At twenty-seven years of age, Seán was a broken man. The trauma of what he witnessed and the effects of his near drowning caused him a severe emotional and psychic collapse, the ripples of which washed up against him – sometimes pulling him back under – for the rest of his life. His bi-polar disorder produced a curious older man; someone who would laugh with all the joy of life and sink into the bleakest recesses of the valley of the shadow of death – sometimes in the same day.
Here’s my secret: I am not an independentista. I am a Liberationist. Liberation – the “Let my people go!” of the Book of Exodus – is as much about the liberation of the nation as it is about the liberation of society and the family as it is about the liberation of the person. Scottish independence, then, for me, is as much a cause of national liberation as it is a cause for the liberation of everyone in Scotland from the constitutional, social, and economic conditions that keep us in chains – and we are in chains; for some these are the fetters of poverty and for others they are the bonds of indifference.
The truth will out. May knows this and so does her party’s pals in the media. That is precisely why they are slowing this down as much as they can. They are hoping the public’s attention wanders off.
As the well-to-do homeowners of plummy and posh south Kensington wring their hands as the death toll mounts on their backyard, it was their demand for a more pleasing vista – and not the Grenfell residents’ plea for better, safer accommodation – that led to the multi-million pound RBKC council “regeneration” of Grenfell tower.

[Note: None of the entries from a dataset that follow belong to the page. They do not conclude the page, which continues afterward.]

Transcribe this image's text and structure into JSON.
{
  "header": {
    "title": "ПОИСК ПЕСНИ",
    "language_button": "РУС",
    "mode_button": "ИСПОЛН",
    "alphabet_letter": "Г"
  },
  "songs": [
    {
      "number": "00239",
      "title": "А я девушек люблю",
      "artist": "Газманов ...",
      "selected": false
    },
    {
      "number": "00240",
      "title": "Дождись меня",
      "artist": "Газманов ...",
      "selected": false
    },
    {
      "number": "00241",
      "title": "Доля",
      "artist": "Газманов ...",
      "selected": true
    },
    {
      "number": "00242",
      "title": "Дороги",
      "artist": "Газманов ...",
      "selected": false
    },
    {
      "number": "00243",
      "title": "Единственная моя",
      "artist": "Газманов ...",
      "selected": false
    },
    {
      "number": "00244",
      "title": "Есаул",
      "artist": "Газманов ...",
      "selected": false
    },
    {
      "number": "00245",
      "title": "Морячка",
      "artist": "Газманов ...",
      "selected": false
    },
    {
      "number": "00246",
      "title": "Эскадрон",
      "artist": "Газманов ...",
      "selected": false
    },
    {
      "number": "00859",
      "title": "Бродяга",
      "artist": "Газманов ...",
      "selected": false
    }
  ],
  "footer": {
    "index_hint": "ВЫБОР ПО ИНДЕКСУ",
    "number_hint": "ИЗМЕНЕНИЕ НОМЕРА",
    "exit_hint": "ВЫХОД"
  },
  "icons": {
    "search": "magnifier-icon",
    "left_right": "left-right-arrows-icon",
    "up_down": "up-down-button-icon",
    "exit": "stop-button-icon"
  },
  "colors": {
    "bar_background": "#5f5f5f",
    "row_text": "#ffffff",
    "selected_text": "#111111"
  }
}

Only in passing did the news mention the insignificant fact that at least two hundred bodies were pulled from the water and that in the past three days more than 700 hundred innocents have been found bobbing lifeless up and down on the sea.
Our childish question; “Why did no one help him?” must be asked again and again with fresh opportunity for us to answer that question in our words and actions. We are the answer to that question.
Follow @UrFhasaidh Everyone but undergrads knows it is bad form to talk in the library. During my early days as a student in Trinity College I took to sitting up on the fifth floor of the Berkley Library, where the theology books and those on the history of religion were to be found. We called … Continue reading Shhh!
Looking in the mirror no longer shows me an image of how I think I look. Now it asks me questions about the future and reminds me that I am no longer the fairest in the land. My young maths students crack the odd joke about me developing bald spot and I find myself envying their youth and stupidity.